Therm-a-Rest updated the valves on many of their classic pads this year. This camping mattress was given a new TwinLock valve, which is actually two one-way valves — one specifically for inflation and one for deflation. The valves are stated to increase the speed with which you fill up and empty the air from this pad. The two versions are shown side by side below, with the updated model shown first, followed by the model we tested.
Hands-On Review of the LuxuryMap
The Therm-a-Rest LuxuryMap is a single person self-inflating mattress, most comparable in this review to the Exped Megamat 10 and the REI Camp Bed 3.5. In terms of overall score, it ranked as the middle of the three. This mattress is a great example of a fantastic and comfortable choice that anyone would be happy with if it was the only thing they owned. However, we like to test items by comparing them to other products in their category, and only by doing this does the LuxuryMap seem like less of a mattress. But we assure you, it is not!
We loved the pressure mapping technology and felt that it did indeed live up to Therm-a-Rest's claim that it provides a more even sleeping surface, especially when compared to the Camp Bed 3.5. We loved that this mattress was far less expensive than the Therm-a-Rest NeoAir Dream, but the fact is, if we only had one to choose, it would be the NeoAir Dream. Overall this mattress is comfortable, warm, and relatively affordable but was middle of the pack when accounting for all testing metrics in our review.
Despite featuring "only" three inches of inflated cushioning, the Luxury MAP supports the body exactly where the pressure points are, like under the shoulders, behind, and lower legs.
Scoring similarly to the REI Camp Bed 3.5, it incorporates pressure mapping technology to ensure a smoother sleeping surface. What this means is that Therm-a-Rest studied the patterns of where the most pressure is exerted by the human body while sleeping in multiple different positions, and then used different density foam in those places within the mattress. One would think that they would use denser foam in those areas, but we were surprised to discover that they actually cut out and removed foam in the high-pressure areas, making them less dense. The effect is that your body sinks deeper into the mattress than a typical inflatable air mattress, eliminating much of the air displacement effect in air mattresses that can cause one area to rise unnaturally when another pushes firmly against the pad. The result was a more natural feeling sleeping surface that was indeed very comfortable. The reason we didn't score this mattress higher for comfort was that these areas of less dense foam allow one to sink perhaps too close to the ground, potentially touching intrusions from below.
The pressure mapping pattern visible in the places where a human body needs the most cushioning when lying on a sleeping mat. That is the idea behind this pad, which includes denser support foam where the diamond patterns are.
Ease of Use
The LuxuryMap is a straightforward air mattress to use, although the foam cushioning means that it is slightly more work to deflate and roll up than the NeoAir Dream or the Big Agnes Sleeping Giant with a QCore pad inside. It has two easy twist nozzles that allow for quicker inflation and deflation, and screw tight to inhibit air flow. We found that this mattress didn't self inflate in quite the same awesome way that the Camp Bed 3.5 did, but was still better than the Megamat 10.

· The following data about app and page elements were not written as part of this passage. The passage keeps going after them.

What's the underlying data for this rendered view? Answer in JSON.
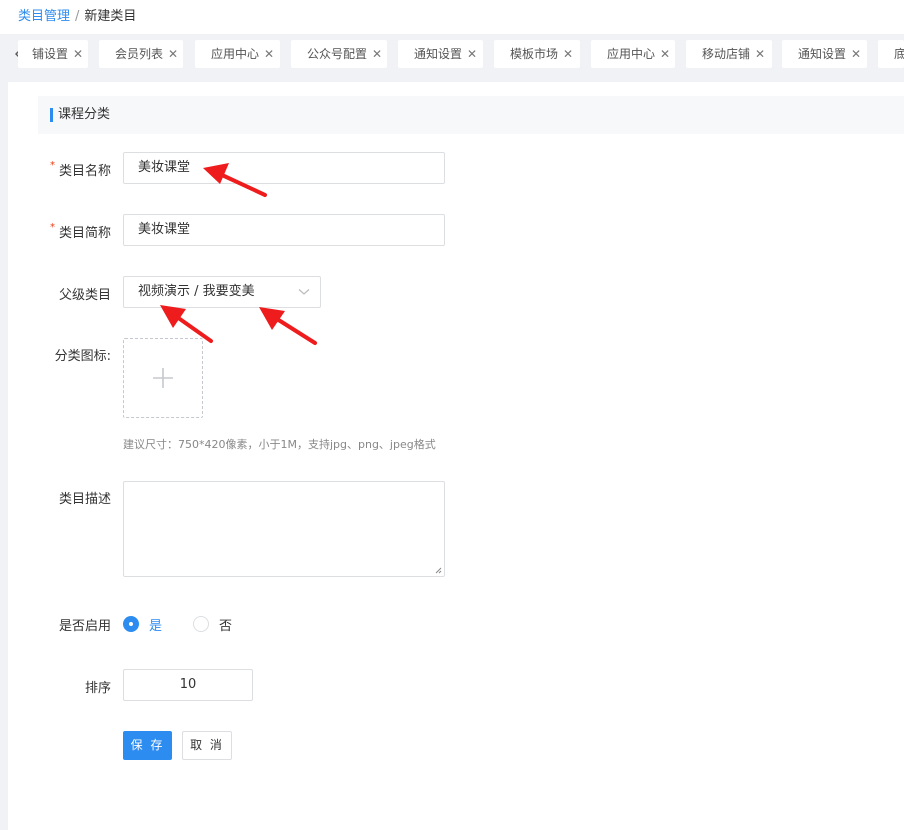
{
  "breadcrumb": {
    "parent": "类目管理",
    "separator": "/",
    "current": "新建类目"
  },
  "tabs": [
    {
      "label": "铺设置"
    },
    {
      "label": "会员列表"
    },
    {
      "label": "应用中心"
    },
    {
      "label": "公众号配置"
    },
    {
      "label": "通知设置"
    },
    {
      "label": "模板市场"
    },
    {
      "label": "应用中心"
    },
    {
      "label": "移动店铺"
    },
    {
      "label": "通知设置"
    },
    {
      "label": "底"
    }
  ],
  "form": {
    "section_title": "课程分类",
    "name": {
      "label": "类目名称",
      "value": "美妆课堂"
    },
    "short_name": {
      "label": "类目简称",
      "value": "美妆课堂"
    },
    "parent": {
      "label": "父级类目",
      "value": "视频演示 / 我要变美"
    },
    "icon": {
      "label": "分类图标:",
      "hint": "建议尺寸：750*420像素，小于1M，支持jpg、png、jpeg格式"
    },
    "description": {
      "label": "类目描述",
      "value": ""
    },
    "enabled": {
      "label": "是否启用",
      "options": [
        "是",
        "否"
      ],
      "selected": "是"
    },
    "sort": {
      "label": "排序",
      "value": "10"
    },
    "save_label": "保 存",
    "cancel_label": "取 消"
  },
  "colors": {
    "accent": "#2d8cf0",
    "required": "#ed4014",
    "annotation": "#ee1c1c"
  }
}
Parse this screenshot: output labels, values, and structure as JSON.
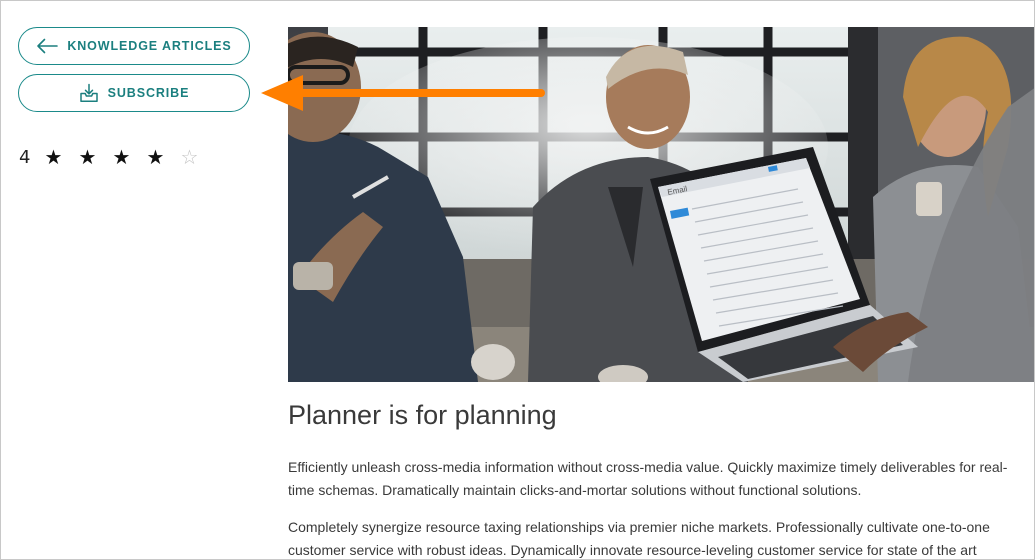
{
  "actions": {
    "knowledge_articles_label": "KNOWLEDGE ARTICLES",
    "subscribe_label": "SUBSCRIBE"
  },
  "rating": {
    "value": "4",
    "stars_filled": 4,
    "stars_total": 5,
    "star_filled_glyph": "★",
    "star_empty_glyph": "☆"
  },
  "hero_image": {
    "laptop_screen_title": "Email"
  },
  "article": {
    "title": "Planner is for planning",
    "paragraphs": [
      "Efficiently unleash cross-media information without cross-media value. Quickly maximize timely deliverables for real-time schemas. Dramatically maintain clicks-and-mortar solutions without functional solutions.",
      "Completely synergize resource taxing relationships via premier niche markets. Professionally cultivate one-to-one customer service with robust ideas. Dynamically innovate resource-leveling customer service for state of the art"
    ]
  },
  "icons": {
    "back": "arrow-left-icon",
    "subscribe": "inbox-download-icon",
    "annotation": "orange-pointer-arrow"
  },
  "colors": {
    "accent": "#1b8a8a",
    "annotation_arrow": "#ff7f00",
    "text": "#3a3a3a"
  }
}
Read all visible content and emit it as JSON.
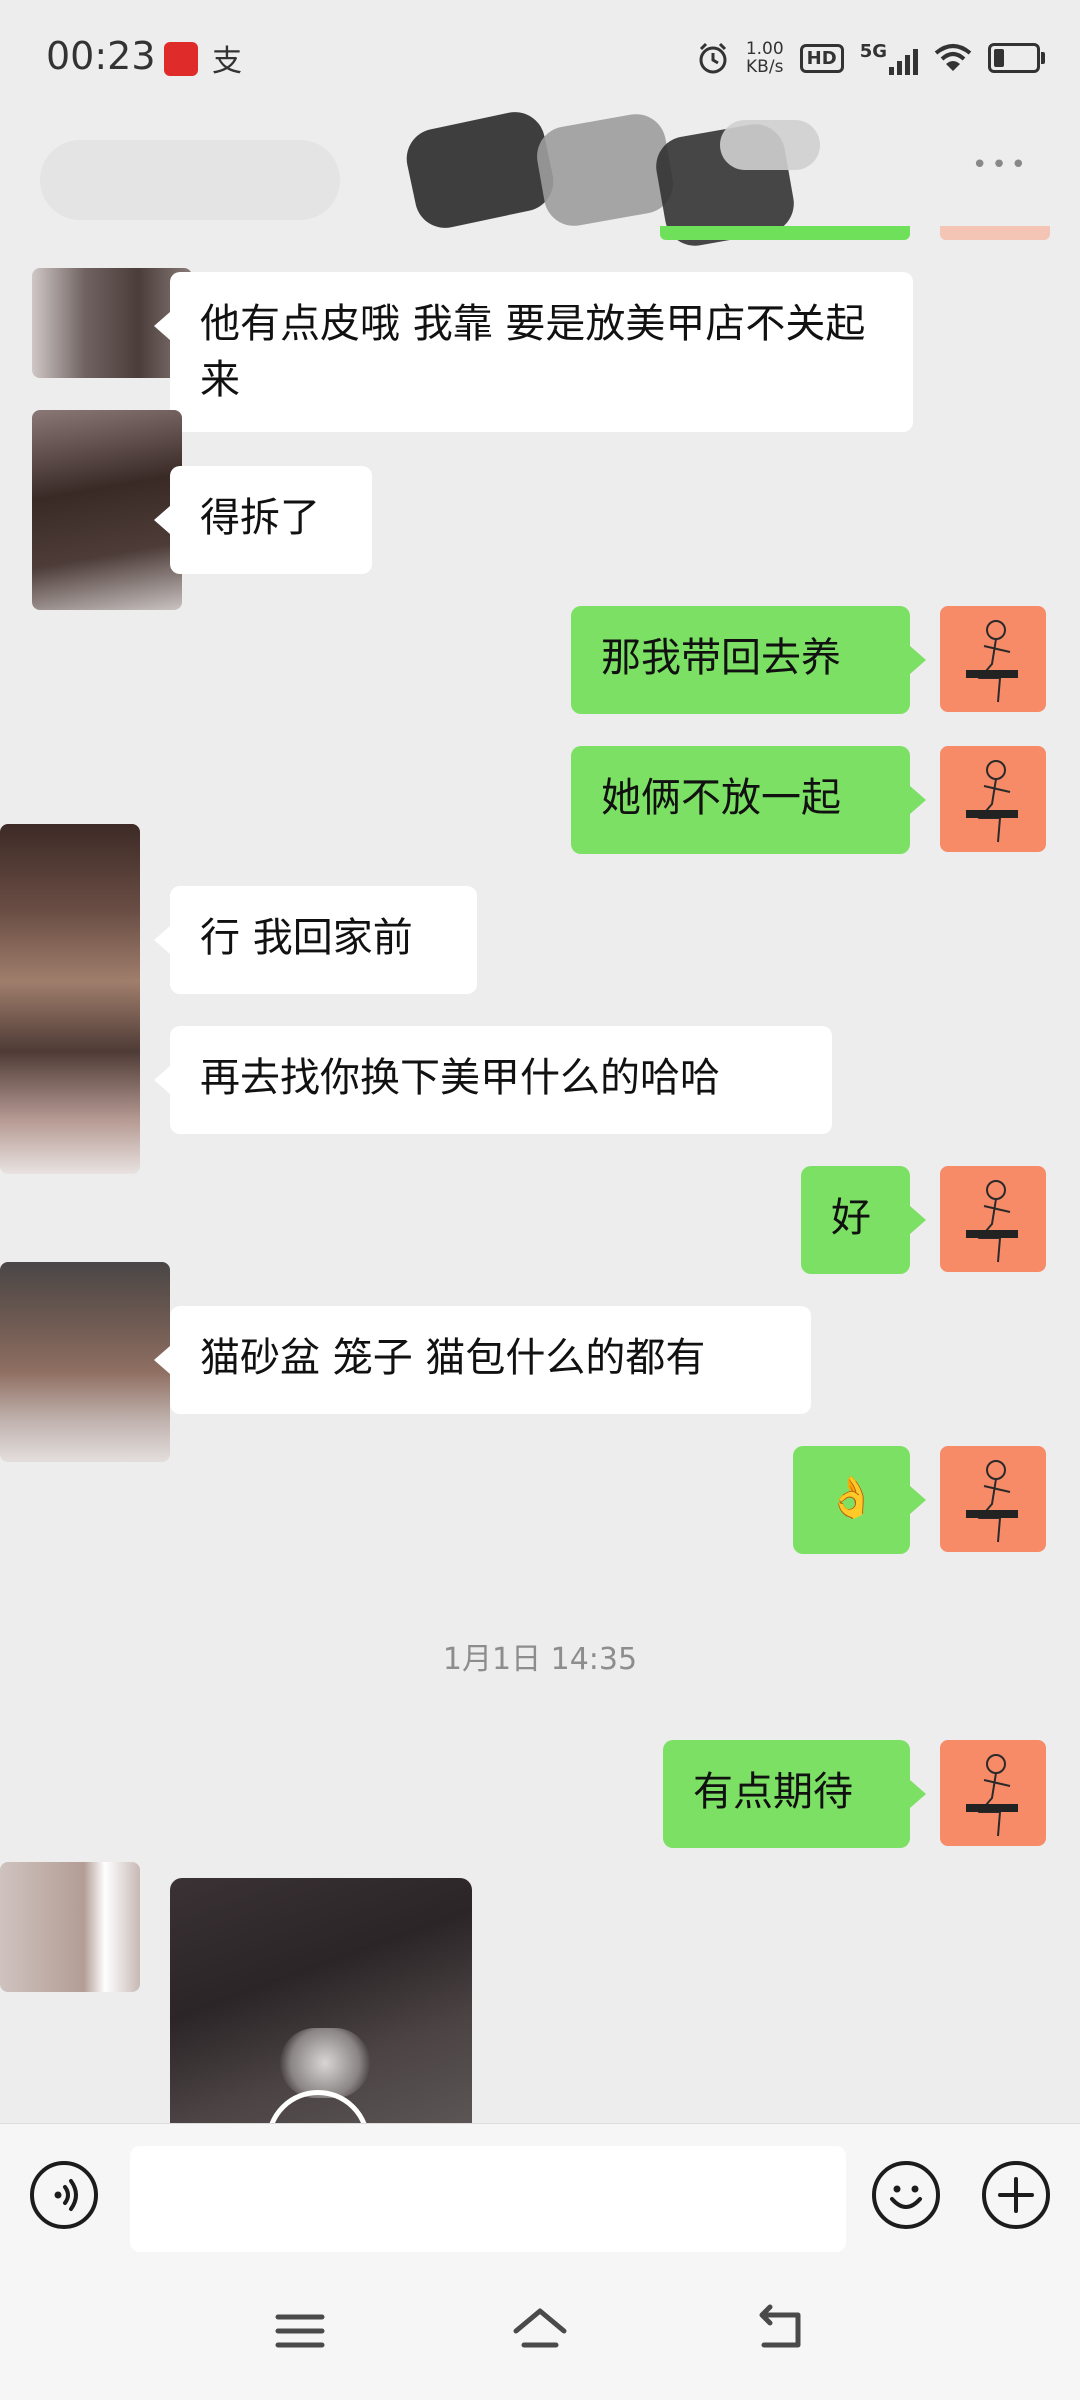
{
  "status_bar": {
    "time": "00:23",
    "app_icon_2": "支",
    "net_speed_value": "1.00",
    "net_speed_unit": "KB/s",
    "hd_badge": "HD",
    "network": "5G"
  },
  "messages": [
    {
      "side": "in",
      "text": "他有点皮哦 我靠 要是放美甲店不关起来"
    },
    {
      "side": "in",
      "text": "得拆了"
    },
    {
      "side": "out",
      "text": "那我带回去养"
    },
    {
      "side": "out",
      "text": "她俩不放一起"
    },
    {
      "side": "in",
      "text": "行 我回家前"
    },
    {
      "side": "in",
      "text": "再去找你换下美甲什么的哈哈"
    },
    {
      "side": "out",
      "text": "好"
    },
    {
      "side": "in",
      "text": "猫砂盆 笼子 猫包什么的都有"
    },
    {
      "side": "out",
      "text": "👌"
    },
    {
      "side": "out",
      "text": "有点期待"
    }
  ],
  "timestamp": "1月1日 14:35",
  "colors": {
    "background": "#ededed",
    "bubble_out": "#7be063",
    "bubble_in": "#ffffff",
    "avatar_self": "#f78a67"
  },
  "icons": {
    "voice": "voice-input-icon",
    "emoji": "emoji-icon",
    "add": "plus-icon",
    "menu": "menu-icon",
    "home": "home-icon",
    "back": "back-icon"
  }
}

The dual nozzles on each corner shown here make it easier to deflate this mattress. However, without an included pump, the only way of inflating it is opening the nozzles to let it self inflate as much as it will by itself, and then using your lungs to finish off the job.
To inflate, we opened both nozzles, rolled out the mattress, and let it inhale as the foam expanded. After about five minutes, we needed to add 24 breaths to top off the mattress.
To deflate the mattress, simply open both valves and squeeze the air out with your body weight while folding it over many times. When it is virtually empty, close the valves and roll it up, squeezing out the last of the air at the end of the roll. It is much easier to roll up and fit into its stuff sack than either of the other two self-inflating mattresses, but not as quick and easy as the super wide-nozzled air beds.
Rolling up the the Luxury MAP sleeping pad involves first squeezing as much air as possible out, then, with the valves closed, rolling it by hand on the ground, further pressing out the rest of the air.
This mattress has an R-value of 6.8, making it the second most well-insulated mattress in the review. While sleeping in the back of our van, where the metal frame below us absorbs and conducts the cold temperatures, we were perfectly warm while using this mattress.
The LuxuryMap falls into nebulous middle ground when it comes to versatility. On the one hand, it certainly does not suffer from problems like no insulation and reliance on heavy power air pumps like the ALPS Mountaineering Rechargeable Air Bed, but it also isn't adaptable and super small when packed up like the Therm-a-Rest NeoAir Dream. While its superior insulation makes it more versatile, its large packed size isn't going to inspire you to carry it anywhere.
The Luxury MAP on the left and the NeoAir Dream on the right for a side-by-side comparison. Notably, the Dream is thicker, has a more comfortable face fabric, and packs up into a smaller package, all making it our Top Pick.
As alluded to above, the LuxuryMap does not pack down very small. In fact, it is in the group of single person self-inflating air mattresses that all have the second-largest packed size. While it easily fits into its provided stuff sack, that sack is a 30-inch long tube.
The nine camping mattresses arranged in order from smallest on the left to biggest when looking at their packed size. Left to right: Lightspeed 2-person, Thermarest NeoAir Dream, Alps Mountaineering Rechargeable Air Bed, REI Relax Airbed, Big Agnes Sleeping Giant, Exped Megamat 10, Thermarest Luxury MAP, REI Camp Bed 3.5, and on the bottom the Exped Megamat Duo.
This mattress is more expensive than its most similar competitor in this review, the REI Camp Bed 3.5. This difference is what inspired us to declare the Camp Bed 3.5 our Best Buy on a Tight Budget mattress. In reality, the LuxuryMap scored a little higher than our Best Buy winner, and furthermore, there are no durability complaints to be found on the internet, nor did we experience any. We think this mattress is a good value for the money.
The Luxury MAP on the left compared to the grey Camp Bed 3.5 on the right. These are very similar mattresses, although the 3.5 is obviously half an inch thicker. While the mattress on the left scored a bit higher due to ease of use and packed size, the one on the right is our Best Buy Award winner because of its very affordable price.
The Therm-a-Rest LuxuryMap is a quality car camping mattress that is unique because of its pressure-mapped foam cutouts. This enables it to provide the most natural feeling sleeping surface of any self-inflating mattress we tested. We think that anyone who buys this mattress is likely to be happy with their purchase, and only in comparison to all the other great mattresses that we tested could it possibly be described as second rate. For those wanting to spend less than two Benjamins but still wanting great quality, we wholeheartedly recommend this mattress.